**PROBLEM REQUIREMENTS**: Filter the data for lines with the word "value", then copy every line so identified.
-- AVAILABLE DATA follows --
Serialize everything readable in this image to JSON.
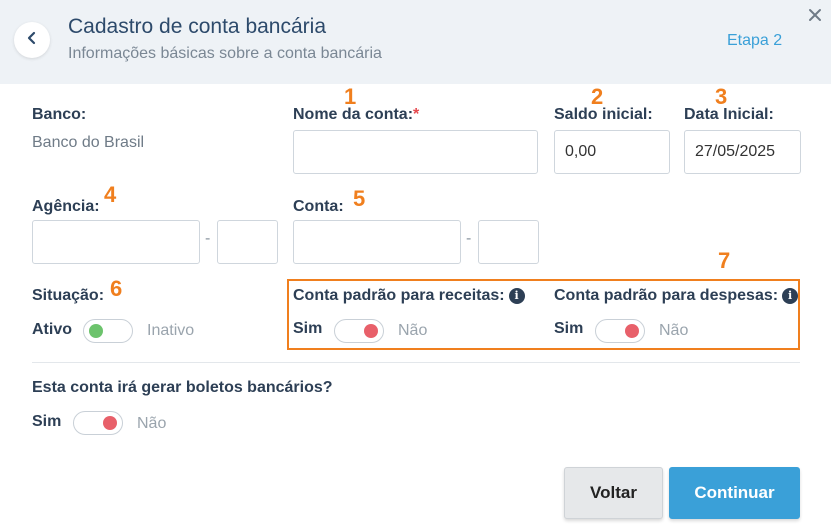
{
  "header": {
    "title": "Cadastro de conta bancária",
    "subtitle": "Informações básicas sobre a conta bancária",
    "step": "Etapa 2"
  },
  "bank": {
    "label": "Banco:",
    "value": "Banco do Brasil"
  },
  "account_name": {
    "label": "Nome da conta:",
    "required_mark": "*",
    "value": ""
  },
  "initial_balance": {
    "label": "Saldo inicial:",
    "value": "0,00"
  },
  "initial_date": {
    "label": "Data Inicial:",
    "value": "27/05/2025"
  },
  "agency": {
    "label": "Agência:",
    "value": "",
    "digit": "",
    "separator": "-"
  },
  "account": {
    "label": "Conta:",
    "value": "",
    "digit": "",
    "separator": "-"
  },
  "status": {
    "label": "Situação:",
    "on_label": "Ativo",
    "off_label": "Inativo",
    "enabled": true,
    "knob_color": "#6cc36c"
  },
  "default_income": {
    "label": "Conta padrão para receitas:",
    "on_label": "Sim",
    "off_label": "Não",
    "enabled": false,
    "knob_color": "#e8606a"
  },
  "default_expense": {
    "label": "Conta padrão para despesas:",
    "on_label": "Sim",
    "off_label": "Não",
    "enabled": false,
    "knob_color": "#e8606a"
  },
  "boletos": {
    "label": "Esta conta irá gerar boletos bancários?",
    "on_label": "Sim",
    "off_label": "Não",
    "enabled": false,
    "knob_color": "#e8606a"
  },
  "annotations": [
    "1",
    "2",
    "3",
    "4",
    "5",
    "6",
    "7"
  ],
  "buttons": {
    "back": "Voltar",
    "continue": "Continuar"
  },
  "colors": {
    "accent": "#3aa0d8",
    "annotation": "#f07f1e",
    "header_bg": "#eef2f6"
  },
  "icons": [
    "chevron-left-icon",
    "close-icon",
    "info-icon"
  ]
}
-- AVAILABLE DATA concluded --
**RESPONSE AREA**:
    "value": "Banco do Brasil"
    "value": ""
    "value": "0,00"
    "value": "27/05/2025"
    "value": "",
    "value": "",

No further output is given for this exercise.